Minister Ranawaka said the utility was now cash positive and it had cleared a bank overdraft and negotiated lower interest rates from state-run People's Bank.
CEB had tightened collections and cuts costs, reduced power piracy and also maximized hydro generation to produce stronger results, he said.
Hydro energy had risen to 47 percent in 2010 from 34 percent a year earlier and thermal generation had fallen to 47 percent from 60 percent.The utility had cut system losses to 13.39 percent in 2010 from 14.58 percent a year earlier. It had generated 10,695 million units of power (GigaWatthours) and sold 9,263GWh, up from 9,882GWh and 8,441GWh in 2009.
The CEB had originally expected to pay 82 billion for private thermal producers but had eventually paid 57.6 billion rupees. CEB's own fuel bill had come down from a budgeted 23.5 billion rupees to 16.3 billion.
But power paid to private renewable, who are mainly mini-hydro firms had gone up from a budgeted 6.0 billion rupees to 8.0 billion.
The minister said it showed that while rains could reduce the fuel bill, the CEB also had to pay more for mini-hydro plants.
CEB is compelled to buy all the power mini-hydros generate even at the cost of shutting down CEB's own hydro plants which have little or no storage.
Mini-hydro plants however have no separate 'capacity charge' to cover their capital costs.
Last year the Treasury had converted about 30 billion rupees of its long-term debt originally take on to build capital stock to equity. Repayments on a further 30 billion rupees in debt had been frozen. It has to be paid back only from 2014.
No interest charge had been made to the 2010 profit and loss account for interest on the balance 30 billion rupees, since it has been 'frozen'.
The CEB had been unable to pay the loans since the state controls power prices and it had been forced to give power to domestic consumers and even industries at prices lower than even in India.
The state will now repay the loans from taxes charged on other goods and services.
Separately the petroleum ministry said 80 percent of the loss in Ceylon Petroleum Corporation came from cut priced sales of furnace oil made to the CEB.
A ministry statement said CPC was selling furnace oil which cost it 81 rupees for 40 rupees to the CEB.

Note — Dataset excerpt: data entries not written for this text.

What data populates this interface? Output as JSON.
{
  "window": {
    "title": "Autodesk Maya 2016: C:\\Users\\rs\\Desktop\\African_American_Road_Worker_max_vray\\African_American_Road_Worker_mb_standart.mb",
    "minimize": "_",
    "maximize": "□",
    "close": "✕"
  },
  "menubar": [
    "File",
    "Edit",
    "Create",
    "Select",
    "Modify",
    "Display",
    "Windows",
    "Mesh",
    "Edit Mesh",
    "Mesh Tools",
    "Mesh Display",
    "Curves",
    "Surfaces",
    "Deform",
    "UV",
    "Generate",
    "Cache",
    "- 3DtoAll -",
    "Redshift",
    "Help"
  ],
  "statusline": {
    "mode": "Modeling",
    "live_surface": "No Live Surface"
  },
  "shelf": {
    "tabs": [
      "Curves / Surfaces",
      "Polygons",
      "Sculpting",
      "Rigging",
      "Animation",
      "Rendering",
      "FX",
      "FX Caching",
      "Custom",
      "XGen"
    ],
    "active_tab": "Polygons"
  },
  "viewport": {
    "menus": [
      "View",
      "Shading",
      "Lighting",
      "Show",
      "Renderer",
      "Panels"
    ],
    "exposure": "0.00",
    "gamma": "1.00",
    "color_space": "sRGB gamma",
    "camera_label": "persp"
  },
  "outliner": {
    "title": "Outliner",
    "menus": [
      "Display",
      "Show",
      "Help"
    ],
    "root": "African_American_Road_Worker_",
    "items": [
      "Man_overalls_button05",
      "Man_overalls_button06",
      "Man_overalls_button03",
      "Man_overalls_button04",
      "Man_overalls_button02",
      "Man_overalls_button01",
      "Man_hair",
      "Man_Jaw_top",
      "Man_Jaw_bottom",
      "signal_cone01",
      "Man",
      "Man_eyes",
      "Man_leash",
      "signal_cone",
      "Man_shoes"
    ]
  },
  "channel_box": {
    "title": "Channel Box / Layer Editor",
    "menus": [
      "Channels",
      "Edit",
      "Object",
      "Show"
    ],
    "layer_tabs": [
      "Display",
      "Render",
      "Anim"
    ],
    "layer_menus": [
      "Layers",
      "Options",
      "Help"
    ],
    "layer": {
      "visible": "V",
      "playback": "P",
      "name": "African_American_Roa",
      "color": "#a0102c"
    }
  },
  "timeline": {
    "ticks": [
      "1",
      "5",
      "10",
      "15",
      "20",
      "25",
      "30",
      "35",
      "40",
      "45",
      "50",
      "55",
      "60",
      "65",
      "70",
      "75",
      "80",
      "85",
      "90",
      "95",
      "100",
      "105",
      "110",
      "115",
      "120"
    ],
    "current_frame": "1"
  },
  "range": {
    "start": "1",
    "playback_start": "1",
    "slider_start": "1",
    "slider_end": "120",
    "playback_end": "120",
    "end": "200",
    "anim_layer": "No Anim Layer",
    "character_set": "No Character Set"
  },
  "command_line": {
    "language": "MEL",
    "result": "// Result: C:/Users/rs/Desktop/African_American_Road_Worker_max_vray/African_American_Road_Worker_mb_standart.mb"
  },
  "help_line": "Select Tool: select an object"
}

Sri Lanka's rulers have been playing politics with energy for years, sometimes printing money to subsidize oil prices or to make up for revenue losses, in the process driving inflation to very high levels and also depreciating a currency peg.
Sri Lankan citizens who do not readily understand that state operate with taxes charged from the people, printed money which creates inflation or accumulation of debt which has to be paid back with future taxes, are routinely told that the 'government bears the burden.'